Browsing All Posts filed under »theory«

Metaphoric Rules in Role-Playing Games

November 12, 2012


It is very common for role-playing games to extend rules meant for one thing to cover other fields. The archetypical example of this is using combat rules for other conflicts. This has been the standard way of building rules since Dungeons & Dragons started extending rolls beyond hitting things. First, it was resistance rolls, then […]

About Randomness in Role-Playing Games

August 26, 2011


When randomness in role-playing games is discussed, it usually means analysis of specific dice-mechanics. And since most rpg’s employ dice, it is a useful pursuit to try to understand the interplay of the mechanics and how they affect role-playing. But dice are not the only source of randomness, nor are the usual substitutions for them […]

IJRP issue 2

April 20, 2011


Managed to publish my first article in role-playing theory, in the second issue of International Journal of Role-Playing. The article is about how role-playing games are, can and should be defined. There is a bunch of great articles in the journal. Suggested reading for anyone interested in (academic) role-playing game theory.

Of theory and practice

February 28, 2008


A discussion I had with some local rpg-players got me thinking about the history of rpg-theory in Finland. The best known of theories was the one based on the text known as the Turku School Manifesto (it was displayed online not long ago, but I can’t seem to find it anymore). It meant that for […]

By train, for a change

January 7, 2008


It’s not something I usually write about*, but I read a few (older) posts by Thanuir about railroading, and I thought about commenting those posts. I’m basically going to claim that 1) railroading is not (entirely) bad, 2) it happens in all games, and 3) it is not even a very good way of talking […]

Computers and role-play

December 3, 2007


I noticed something when I happened to watch a tv-program on games. It seems (and this is in no way rigorously analytical, just a hunch) that a (computer) game has “role-playing elements” if there is any progression in the abilities of character played.

Dogmatic manifestos.

July 18, 2007
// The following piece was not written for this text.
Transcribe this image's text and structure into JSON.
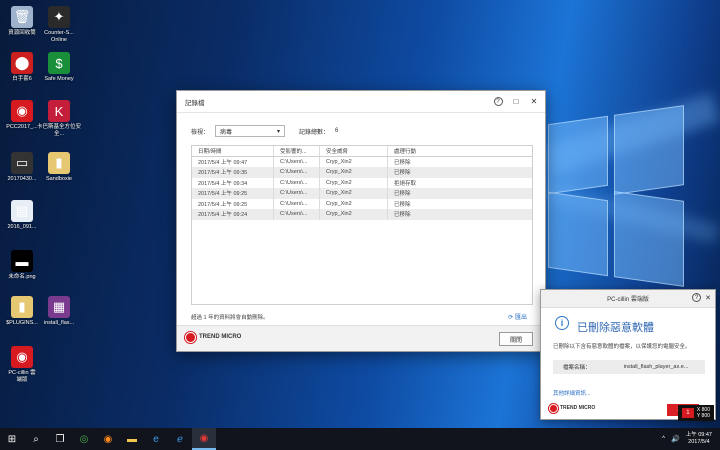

I’ve finally read something I’ve been meaning to read for a long time: the manifestos Dogma 99 and The Manifesto of the Turku School. While I understand, at least partly, the motivation behind these texts, I have to strongly disagree with both of them on some important facts. This is not surprising, as both we’re […]